TASK TO COMPLETE: Report how many lines in the records below hold the word "title". Add nothing to the number.

Dataset entries:

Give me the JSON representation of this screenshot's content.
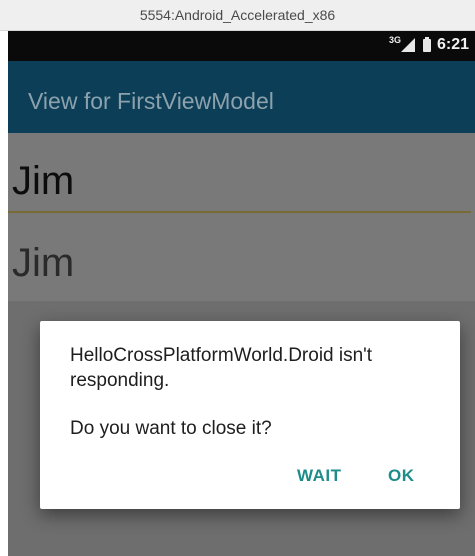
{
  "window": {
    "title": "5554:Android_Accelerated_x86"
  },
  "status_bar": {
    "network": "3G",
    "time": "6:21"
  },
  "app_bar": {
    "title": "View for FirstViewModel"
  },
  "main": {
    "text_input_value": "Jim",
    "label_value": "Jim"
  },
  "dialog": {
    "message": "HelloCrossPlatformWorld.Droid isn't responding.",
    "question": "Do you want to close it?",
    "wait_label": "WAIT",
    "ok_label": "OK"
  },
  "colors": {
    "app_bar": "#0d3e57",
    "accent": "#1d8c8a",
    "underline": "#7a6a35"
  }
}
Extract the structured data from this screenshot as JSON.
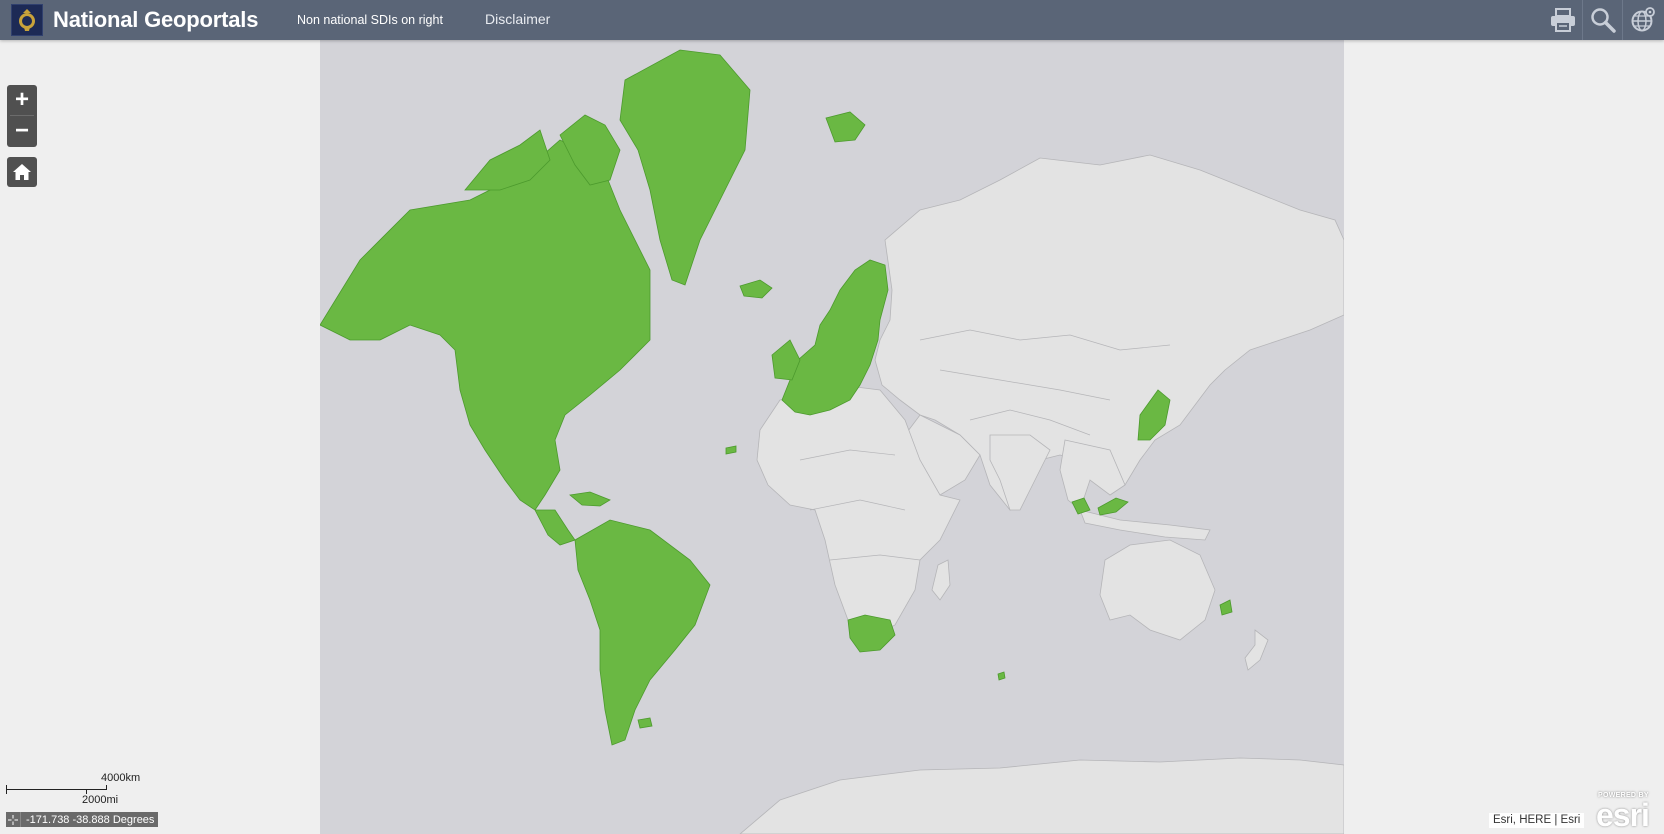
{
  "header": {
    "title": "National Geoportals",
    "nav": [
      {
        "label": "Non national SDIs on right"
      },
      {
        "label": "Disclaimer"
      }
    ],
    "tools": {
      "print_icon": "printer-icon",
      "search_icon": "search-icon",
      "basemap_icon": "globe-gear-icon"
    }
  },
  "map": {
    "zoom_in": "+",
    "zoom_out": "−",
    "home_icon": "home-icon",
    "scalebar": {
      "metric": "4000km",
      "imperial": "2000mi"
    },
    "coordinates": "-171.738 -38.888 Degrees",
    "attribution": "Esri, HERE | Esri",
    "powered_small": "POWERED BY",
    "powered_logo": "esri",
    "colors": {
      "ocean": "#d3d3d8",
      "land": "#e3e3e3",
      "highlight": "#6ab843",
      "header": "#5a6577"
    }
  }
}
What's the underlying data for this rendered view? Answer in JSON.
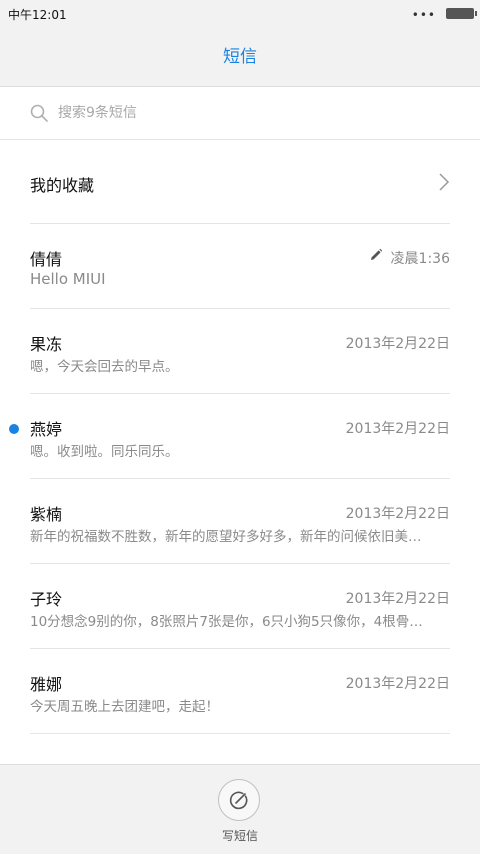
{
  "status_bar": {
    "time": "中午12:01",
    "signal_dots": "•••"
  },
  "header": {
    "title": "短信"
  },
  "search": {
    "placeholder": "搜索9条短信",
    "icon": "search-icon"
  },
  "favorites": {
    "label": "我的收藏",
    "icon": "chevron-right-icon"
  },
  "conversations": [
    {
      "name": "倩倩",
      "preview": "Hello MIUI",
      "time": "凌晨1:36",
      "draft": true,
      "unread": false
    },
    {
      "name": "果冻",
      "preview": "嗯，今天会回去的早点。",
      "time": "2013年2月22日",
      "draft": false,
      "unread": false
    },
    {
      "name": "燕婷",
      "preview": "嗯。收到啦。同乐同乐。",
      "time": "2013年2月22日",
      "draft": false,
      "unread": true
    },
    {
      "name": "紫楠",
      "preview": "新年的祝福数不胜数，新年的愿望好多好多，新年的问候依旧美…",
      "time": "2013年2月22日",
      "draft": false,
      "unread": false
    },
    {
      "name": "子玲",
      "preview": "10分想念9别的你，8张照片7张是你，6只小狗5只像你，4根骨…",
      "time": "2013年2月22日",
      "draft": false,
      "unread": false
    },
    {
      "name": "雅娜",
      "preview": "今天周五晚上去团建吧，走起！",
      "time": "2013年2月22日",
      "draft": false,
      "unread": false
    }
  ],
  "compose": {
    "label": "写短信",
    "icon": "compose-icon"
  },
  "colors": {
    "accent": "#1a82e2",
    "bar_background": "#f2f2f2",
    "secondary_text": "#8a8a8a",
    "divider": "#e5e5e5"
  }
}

ANSWER TO THE EXERCISE: 4